Thousands of people protested across the country on Wednesday afternoon, most of whom gathered in the cities of Warsaw, Łódź, Cracow and Wrocław. Wednesday marked a week of protests following the Constitutional Tribunal’s ruling last Thursday (22 October) that rendered existing laws that allow abortions due to foetal defects unconstitutional.
By the evening, members of right-wing groups and football hooligans targeted protests in some of the cities such as Wroclaw and attacked women who took part in the protests.
Ruling Law and Justice Party (PiS) leader and deputy prime minister Jarosław Kaczyński said on Wednesday that those taking part in pro-choice protests and opposition politicians were “criminals”. The day before (27 October), he had urged PiS supporters to “defend the Catholic Church” against protesters in a video posted on Facebook.

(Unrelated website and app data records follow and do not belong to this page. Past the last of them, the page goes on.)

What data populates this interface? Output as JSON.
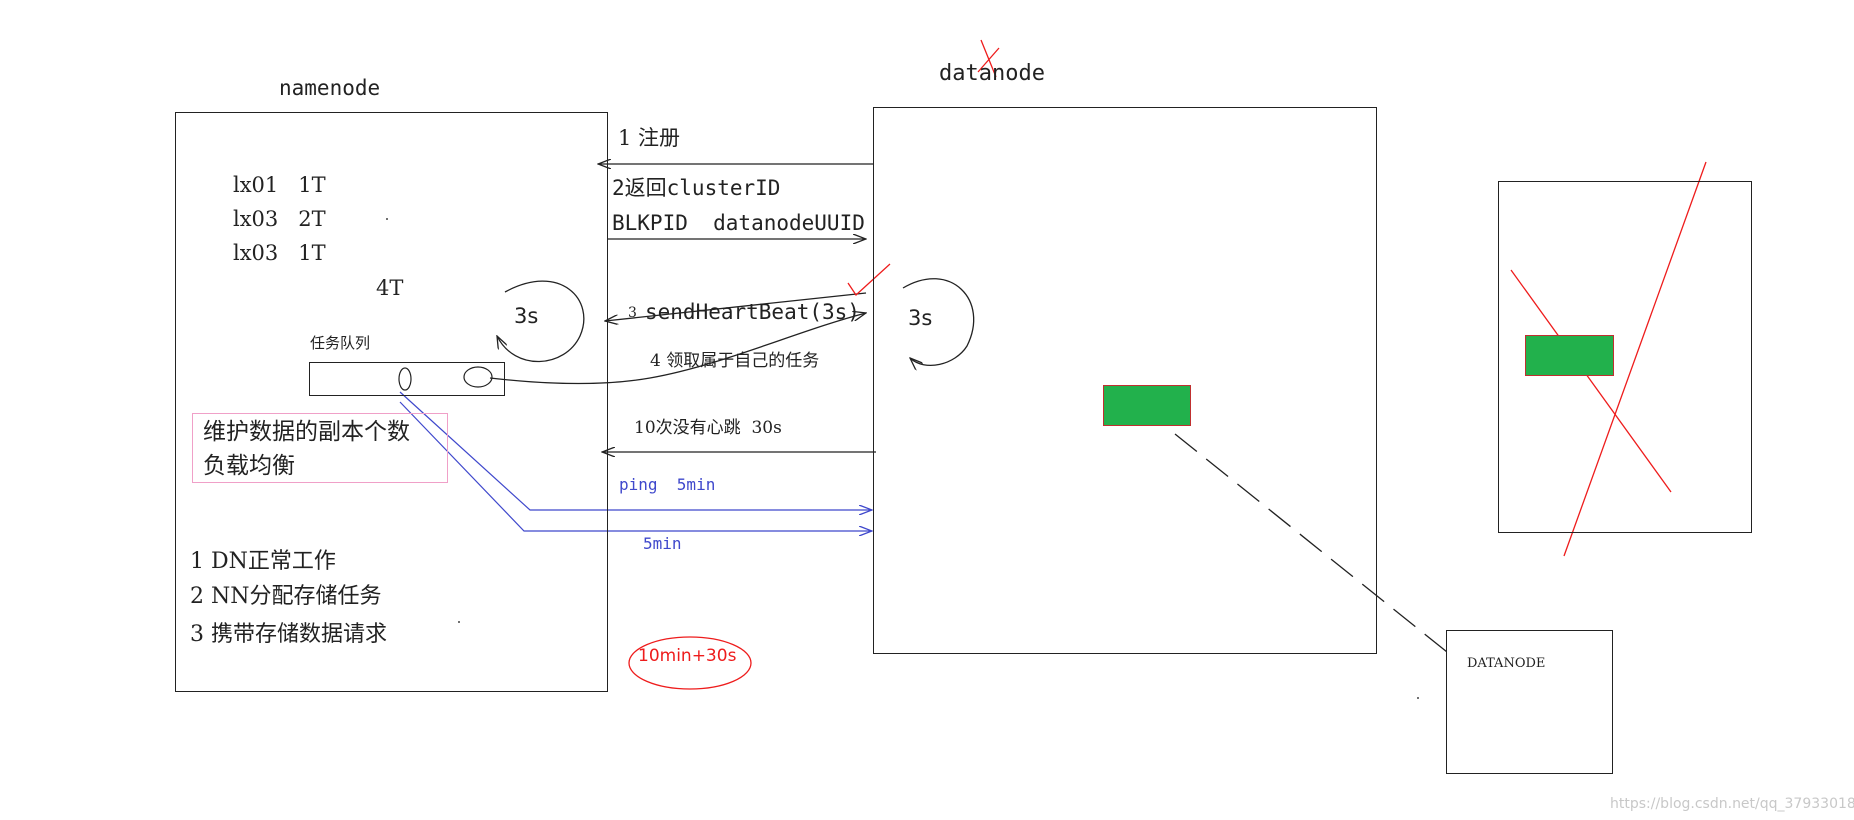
{
  "namenode": {
    "title": "namenode",
    "rows": [
      "lx01   1T",
      "lx03   2T",
      "lx03   1T"
    ],
    "total": "4T",
    "cycle": "3s",
    "task_queue_label": "任务队列",
    "pink_note": [
      "维护数据的副本个数",
      "负载均衡"
    ],
    "duties": [
      "1 DN正常工作",
      "2 NN分配存储任务",
      "3 携带存储数据请求"
    ],
    "timeout_note": "10min+30s"
  },
  "datanode": {
    "title": "datanode",
    "cycle": "3s"
  },
  "messages": {
    "register": "1 注册",
    "return_line1": "2返回clusterID",
    "return_line2": "BLKPID  datanodeUUID",
    "heartbeat_num": "3",
    "heartbeat": "sendHeartBeat(3s)",
    "fetch_task": "4 领取属于自己的任务",
    "no_heartbeat": "10次没有心跳  30s",
    "ping": "ping  5min",
    "ping2": "5min"
  },
  "second_datanode_label": "DATANODE",
  "watermark": "https://blog.csdn.net/qq_37933018",
  "colors": {
    "green": "#22b14c",
    "red": "#ee1c1c",
    "blue": "#3f48cc",
    "pink": "#f0a0c8"
  }
}
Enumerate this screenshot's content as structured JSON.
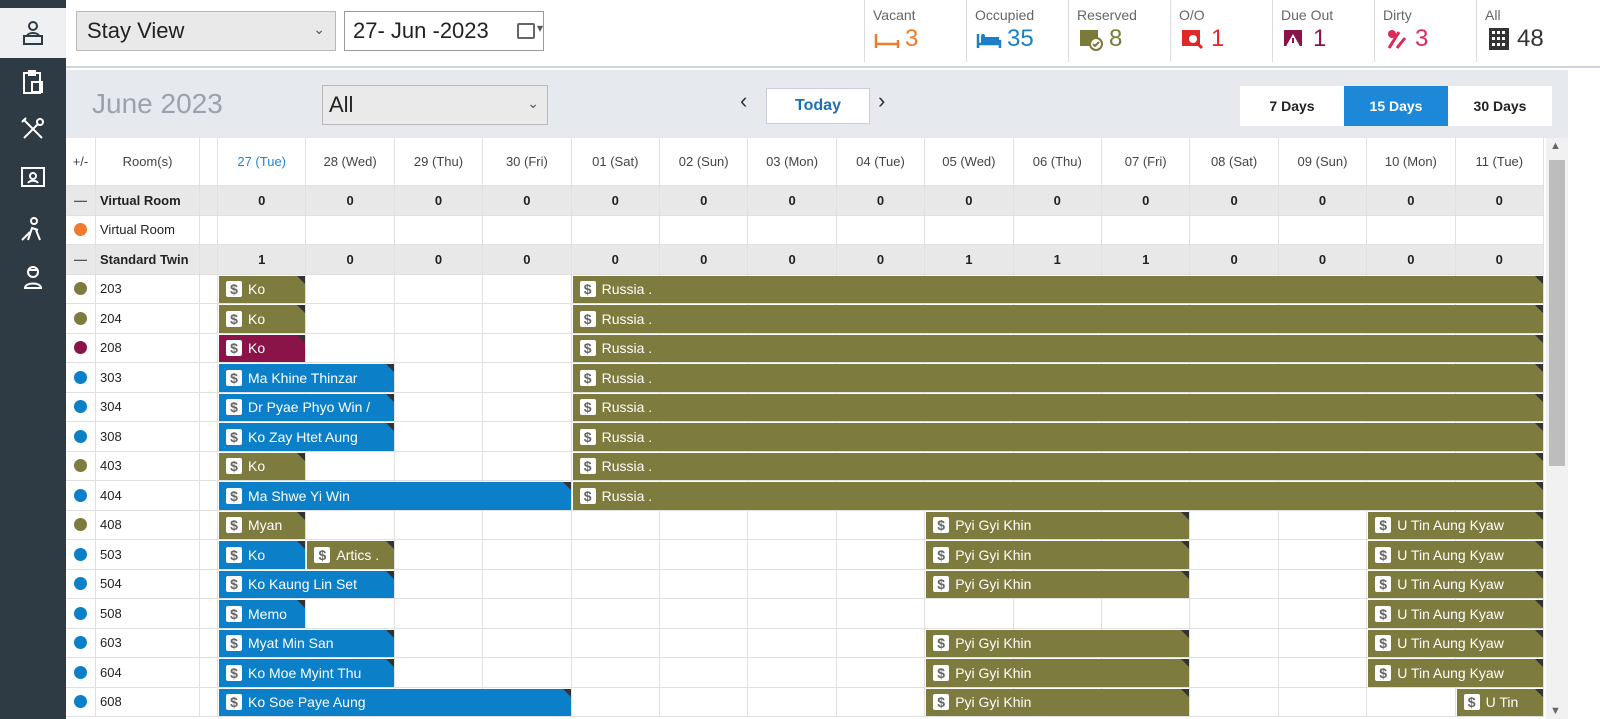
{
  "topbar": {
    "view_select": "Stay View",
    "date": "27- Jun -2023",
    "stats": [
      {
        "key": "vacant",
        "label": "Vacant",
        "value": "3",
        "color": "#f07b2e",
        "icon": "bed-empty-icon"
      },
      {
        "key": "occupied",
        "label": "Occupied",
        "value": "35",
        "color": "#1b80c8",
        "icon": "bed-occupied-icon"
      },
      {
        "key": "reserved",
        "label": "Reserved",
        "value": "8",
        "color": "#7b7a3a",
        "icon": "reserved-check-icon"
      },
      {
        "key": "oo",
        "label": "O/O",
        "value": "1",
        "color": "#e02828",
        "icon": "out-of-order-icon"
      },
      {
        "key": "dueout",
        "label": "Due Out",
        "value": "1",
        "color": "#8a1447",
        "icon": "due-out-icon"
      },
      {
        "key": "dirty",
        "label": "Dirty",
        "value": "3",
        "color": "#e02857",
        "icon": "dirty-icon"
      },
      {
        "key": "all",
        "label": "All",
        "value": "48",
        "color": "#333333",
        "icon": "building-icon"
      }
    ]
  },
  "calendar": {
    "month_label": "June 2023",
    "filter": "All",
    "today_label": "Today",
    "ranges": [
      {
        "label": "7 Days",
        "active": false
      },
      {
        "label": "15 Days",
        "active": true
      },
      {
        "label": "30 Days",
        "active": false
      }
    ]
  },
  "grid": {
    "toggle_header": "+/-",
    "rooms_header": "Room(s)",
    "days": [
      "27 (Tue)",
      "28 (Wed)",
      "29 (Thu)",
      "30 (Fri)",
      "01 (Sat)",
      "02 (Sun)",
      "03 (Mon)",
      "04 (Tue)",
      "05 (Wed)",
      "06 (Thu)",
      "07 (Fri)",
      "08 (Sat)",
      "09 (Sun)",
      "10 (Mon)",
      "11 (Tue)"
    ],
    "rows": [
      {
        "type": "group",
        "label": "Virtual Room",
        "counts": [
          "0",
          "0",
          "0",
          "0",
          "0",
          "0",
          "0",
          "0",
          "0",
          "0",
          "0",
          "0",
          "0",
          "0",
          "0"
        ]
      },
      {
        "type": "room",
        "label": "Virtual Room",
        "dot": "#f07b2e"
      },
      {
        "type": "group",
        "label": "Standard Twin",
        "counts": [
          "1",
          "0",
          "0",
          "0",
          "0",
          "0",
          "0",
          "0",
          "1",
          "1",
          "1",
          "0",
          "0",
          "0",
          "0"
        ]
      },
      {
        "type": "room",
        "label": "203",
        "dot": "#7e7b3e"
      },
      {
        "type": "room",
        "label": "204",
        "dot": "#7e7b3e"
      },
      {
        "type": "room",
        "label": "208",
        "dot": "#8a1447"
      },
      {
        "type": "room",
        "label": "303",
        "dot": "#0b7fc7"
      },
      {
        "type": "room",
        "label": "304",
        "dot": "#0b7fc7"
      },
      {
        "type": "room",
        "label": "308",
        "dot": "#0b7fc7"
      },
      {
        "type": "room",
        "label": "403",
        "dot": "#7e7b3e"
      },
      {
        "type": "room",
        "label": "404",
        "dot": "#0b7fc7"
      },
      {
        "type": "room",
        "label": "408",
        "dot": "#7e7b3e"
      },
      {
        "type": "room",
        "label": "503",
        "dot": "#0b7fc7"
      },
      {
        "type": "room",
        "label": "504",
        "dot": "#0b7fc7"
      },
      {
        "type": "room",
        "label": "508",
        "dot": "#0b7fc7"
      },
      {
        "type": "room",
        "label": "603",
        "dot": "#0b7fc7"
      },
      {
        "type": "room",
        "label": "604",
        "dot": "#0b7fc7"
      },
      {
        "type": "room",
        "label": "608",
        "dot": "#0b7fc7"
      }
    ],
    "bookings": [
      {
        "row": 3,
        "start": 0,
        "span": 1,
        "name": "Ko",
        "status": "olive"
      },
      {
        "row": 3,
        "start": 4,
        "span": 11,
        "name": "Russia .",
        "status": "olive"
      },
      {
        "row": 4,
        "start": 0,
        "span": 1,
        "name": "Ko",
        "status": "olive"
      },
      {
        "row": 4,
        "start": 4,
        "span": 11,
        "name": "Russia .",
        "status": "olive"
      },
      {
        "row": 5,
        "start": 0,
        "span": 1,
        "name": "Ko",
        "status": "maroon"
      },
      {
        "row": 5,
        "start": 4,
        "span": 11,
        "name": "Russia .",
        "status": "olive"
      },
      {
        "row": 6,
        "start": 0,
        "span": 2,
        "name": "Ma Khine Thinzar",
        "status": "blue"
      },
      {
        "row": 6,
        "start": 4,
        "span": 11,
        "name": "Russia .",
        "status": "olive"
      },
      {
        "row": 7,
        "start": 0,
        "span": 2,
        "name": "Dr Pyae Phyo Win /",
        "status": "blue"
      },
      {
        "row": 7,
        "start": 4,
        "span": 11,
        "name": "Russia .",
        "status": "olive"
      },
      {
        "row": 8,
        "start": 0,
        "span": 2,
        "name": "Ko Zay Htet Aung",
        "status": "blue"
      },
      {
        "row": 8,
        "start": 4,
        "span": 11,
        "name": "Russia .",
        "status": "olive"
      },
      {
        "row": 9,
        "start": 0,
        "span": 1,
        "name": "Ko",
        "status": "olive"
      },
      {
        "row": 9,
        "start": 4,
        "span": 11,
        "name": "Russia .",
        "status": "olive"
      },
      {
        "row": 10,
        "start": 0,
        "span": 4,
        "name": "Ma Shwe Yi Win",
        "status": "blue"
      },
      {
        "row": 10,
        "start": 4,
        "span": 11,
        "name": "Russia .",
        "status": "olive"
      },
      {
        "row": 11,
        "start": 0,
        "span": 1,
        "name": "Myan",
        "status": "olive"
      },
      {
        "row": 11,
        "start": 8,
        "span": 3,
        "name": "Pyi Gyi Khin",
        "status": "olive"
      },
      {
        "row": 11,
        "start": 13,
        "span": 2,
        "name": "U Tin Aung Kyaw",
        "status": "olive"
      },
      {
        "row": 12,
        "start": 0,
        "span": 1,
        "name": "Ko",
        "status": "blue"
      },
      {
        "row": 12,
        "start": 1,
        "span": 1,
        "name": "Artics .",
        "status": "olive"
      },
      {
        "row": 12,
        "start": 8,
        "span": 3,
        "name": "Pyi Gyi Khin",
        "status": "olive"
      },
      {
        "row": 12,
        "start": 13,
        "span": 2,
        "name": "U Tin Aung Kyaw",
        "status": "olive"
      },
      {
        "row": 13,
        "start": 0,
        "span": 2,
        "name": "Ko Kaung Lin Set",
        "status": "blue"
      },
      {
        "row": 13,
        "start": 8,
        "span": 3,
        "name": "Pyi Gyi Khin",
        "status": "olive"
      },
      {
        "row": 13,
        "start": 13,
        "span": 2,
        "name": "U Tin Aung Kyaw",
        "status": "olive"
      },
      {
        "row": 14,
        "start": 0,
        "span": 1,
        "name": "Memo",
        "status": "blue"
      },
      {
        "row": 14,
        "start": 13,
        "span": 2,
        "name": "U Tin Aung Kyaw",
        "status": "olive"
      },
      {
        "row": 15,
        "start": 0,
        "span": 2,
        "name": "Myat Min San",
        "status": "blue"
      },
      {
        "row": 15,
        "start": 8,
        "span": 3,
        "name": "Pyi Gyi Khin",
        "status": "olive"
      },
      {
        "row": 15,
        "start": 13,
        "span": 2,
        "name": "U Tin Aung Kyaw",
        "status": "olive"
      },
      {
        "row": 16,
        "start": 0,
        "span": 2,
        "name": "Ko Moe Myint Thu",
        "status": "blue"
      },
      {
        "row": 16,
        "start": 8,
        "span": 3,
        "name": "Pyi Gyi Khin",
        "status": "olive"
      },
      {
        "row": 16,
        "start": 13,
        "span": 2,
        "name": "U Tin Aung Kyaw",
        "status": "olive"
      },
      {
        "row": 17,
        "start": 0,
        "span": 4,
        "name": "Ko Soe Paye Aung",
        "status": "blue"
      },
      {
        "row": 17,
        "start": 8,
        "span": 3,
        "name": "Pyi Gyi Khin",
        "status": "olive"
      },
      {
        "row": 17,
        "start": 14,
        "span": 1,
        "name": "U Tin",
        "status": "olive"
      }
    ]
  }
}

“During the pandemic, there should not be any public gatherings. You can be criminally prosecuted for inspiring these protests”, he told the Polish parliament.
Poland’s episcopacy issued a statement, calling for a “dialogue” and for views to be expressed in a “non-violent way”. “We need to respect everyone’s dignity”, the statement read.
President Andrzej Duda, who spoke for the first time since the protests started, said he understood the women protesting.
“Just after the court verdict I was very satisfied with it but presumed that the Constitutional Court would give us more time to amend the law in a way that clarifies the premises for a legal abortion in case a foetus is heavily and irretrievably damaged. So now I do understand protesting women,” said Poland’s president in a television interview.
(Anna Wolska | EURACTIV.pl)